→ What you should do
Would you write out the full listing exactly, without any pictures?

Content starts

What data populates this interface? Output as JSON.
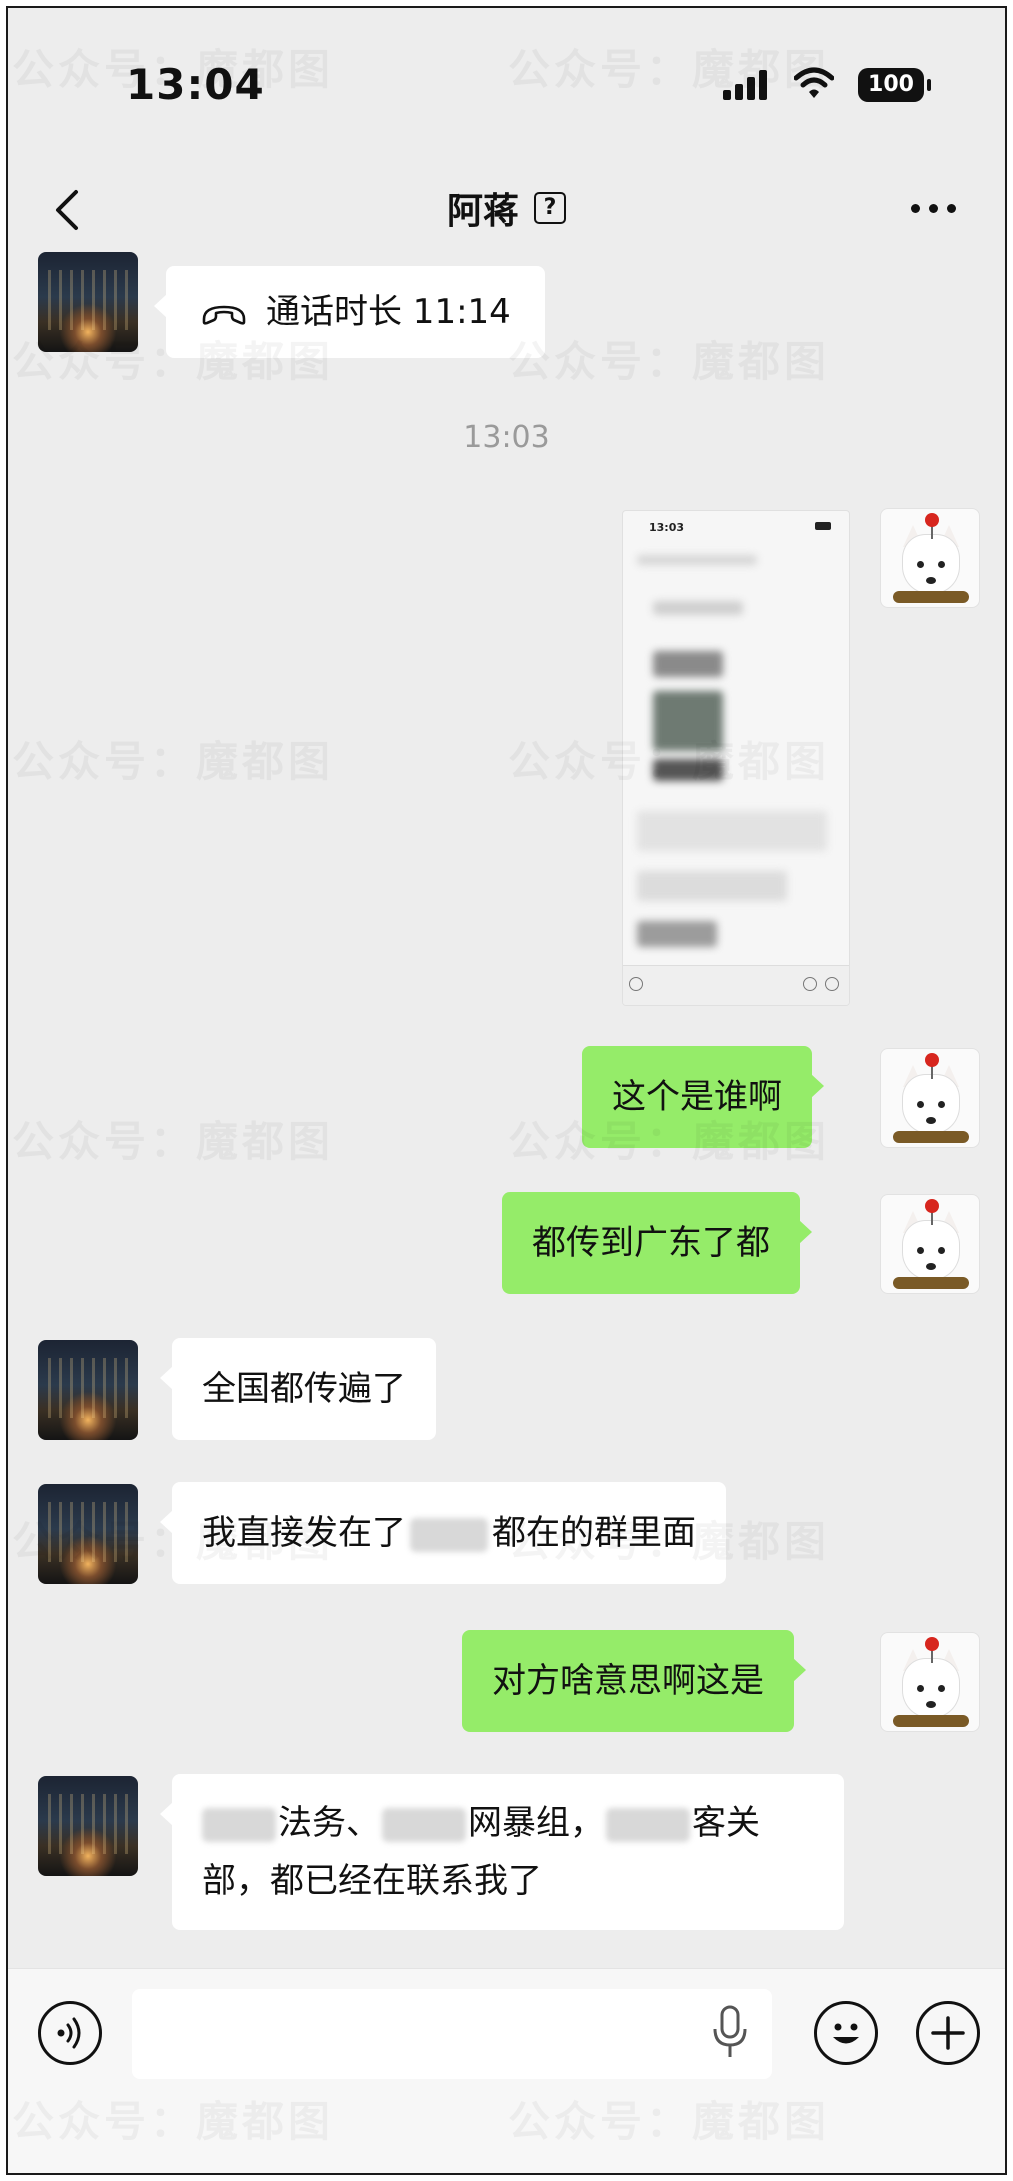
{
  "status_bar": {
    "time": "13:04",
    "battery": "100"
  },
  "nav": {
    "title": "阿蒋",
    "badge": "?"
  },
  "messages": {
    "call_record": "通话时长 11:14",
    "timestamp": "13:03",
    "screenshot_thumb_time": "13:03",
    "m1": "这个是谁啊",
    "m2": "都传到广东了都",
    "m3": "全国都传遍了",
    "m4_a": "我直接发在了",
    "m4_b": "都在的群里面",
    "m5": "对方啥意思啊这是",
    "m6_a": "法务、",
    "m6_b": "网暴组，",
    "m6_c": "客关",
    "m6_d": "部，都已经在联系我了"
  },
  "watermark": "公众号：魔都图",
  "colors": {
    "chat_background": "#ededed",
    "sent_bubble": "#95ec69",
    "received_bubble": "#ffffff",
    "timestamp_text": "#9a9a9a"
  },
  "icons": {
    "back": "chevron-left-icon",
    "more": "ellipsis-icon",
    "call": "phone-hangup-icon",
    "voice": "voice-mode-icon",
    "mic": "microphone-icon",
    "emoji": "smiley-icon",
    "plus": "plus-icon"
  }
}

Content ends

→ Worked solution
What data populates this interface? Output as JSON.
{
  "status_bar": {
    "time": "13:04",
    "battery": "100"
  },
  "nav": {
    "title": "阿蒋",
    "badge": "?"
  },
  "messages": {
    "call_record": "通话时长 11:14",
    "timestamp": "13:03",
    "screenshot_thumb_time": "13:03",
    "m1": "这个是谁啊",
    "m2": "都传到广东了都",
    "m3": "全国都传遍了",
    "m4_a": "我直接发在了",
    "m4_b": "都在的群里面",
    "m5": "对方啥意思啊这是",
    "m6_a": "法务、",
    "m6_b": "网暴组，",
    "m6_c": "客关",
    "m6_d": "部，都已经在联系我了"
  },
  "watermark": "公众号：魔都图",
  "colors": {
    "chat_background": "#ededed",
    "sent_bubble": "#95ec69",
    "received_bubble": "#ffffff",
    "timestamp_text": "#9a9a9a"
  },
  "icons": {
    "back": "chevron-left-icon",
    "more": "ellipsis-icon",
    "call": "phone-hangup-icon",
    "voice": "voice-mode-icon",
    "mic": "microphone-icon",
    "emoji": "smiley-icon",
    "plus": "plus-icon"
  }
}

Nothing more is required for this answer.